“Younger children can be taught how to spend and save using allowances and birthday money. Older children, how to save for big-ticket items. And teens can start with a bank account that you oversee, so they get real, practical experience—especially as they begin to earn their own money. When they begin to drive, allow them to purchase gas, chip in on the car insurance and so forth,” Bryant said. 

If possible—and when they are the appropriate age—share your household budget, showing them the expenses, savings and how to balance income and outgo. 

“Look for opportunities to teach your children. Assess their skills individually. Some children are simply better with money than others,” he added. “I’m also a huge proponent of children working or volunteering. Doing so will allow them to learn how to balance school, extracurricular activities, homework and work, and how to manage responsibilities and time.” 

While some parents may find it difficult to teach their children these skills through hands-on experience, it’s important to do so, Bryant said. 

“Kids learn by doing. Give them the responsibility and free yourself.”   

 
(from left) Davon, husband Daron, (seated) Jordon, Angela and Lauron.

(from left) Davon, husband Daron, (seated) Jordon, Angela and Lauron.

Advice From the Author

  • Getting up and out the door is often an ordeal for families. When our children entered school, they each had themed alarm clocks. Once they entered middle school, they were totally responsible for getting up on time. If they got up late, he/she had to eliminate something, whether it was sitting for a casual breakfast or grooming at home, etc., or they experienced the stress of running out of the door for the bus. 

  • Mom, I know you like having the dishwasher loaded just so, the T-shirts folded like Marie Kondo and the floors mopped left to right in a zig-zag pattern.
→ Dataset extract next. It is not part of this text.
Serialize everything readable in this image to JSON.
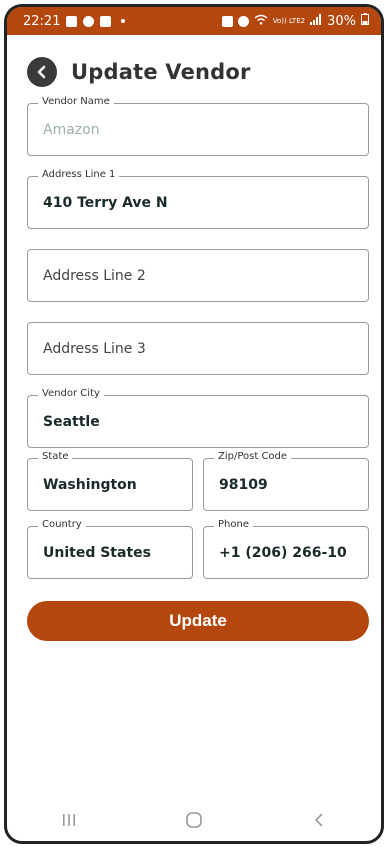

In the words of Elsa, “Let It Go!” Assign age-appropriate duties to the children. You’ll run yourself ragged trying to make everything “perfect.” Your children need to learn these life skills, and you’re gaining more free time. 

Remember, the children will leave, and you and your spouse will be alone together. Be intentional about your marriage: 

  • Reprioritize. As young parents, we often put the children first—understandably, they require a lot. However, you must remember you, as a couple, provide their foundation, and they’re learning about marriage by watching you. Make sure you’re one another’s No. 1 priority; the children come next.

  • Date one another—romance is important. You don’t want to turn to one another after the kids leave and say “Oh, hey. Now, who are you?” Also, cultivate common interests as well as individual ones. 

  • Plan to be alone, and decide what that looks like. Do you want to downsize? Do you want to remain in your home? Expect that you’ll want to move closer to your grandchildren … trust me.  

  • Prepare for the bounce back or the delayed response, meaning you may have a child come home after he graduates from college, or a child who stays home while attending college—if your child is an introvert, a local college may be a better choice. However, you should remember, he/she is your adult child and should be treated as such.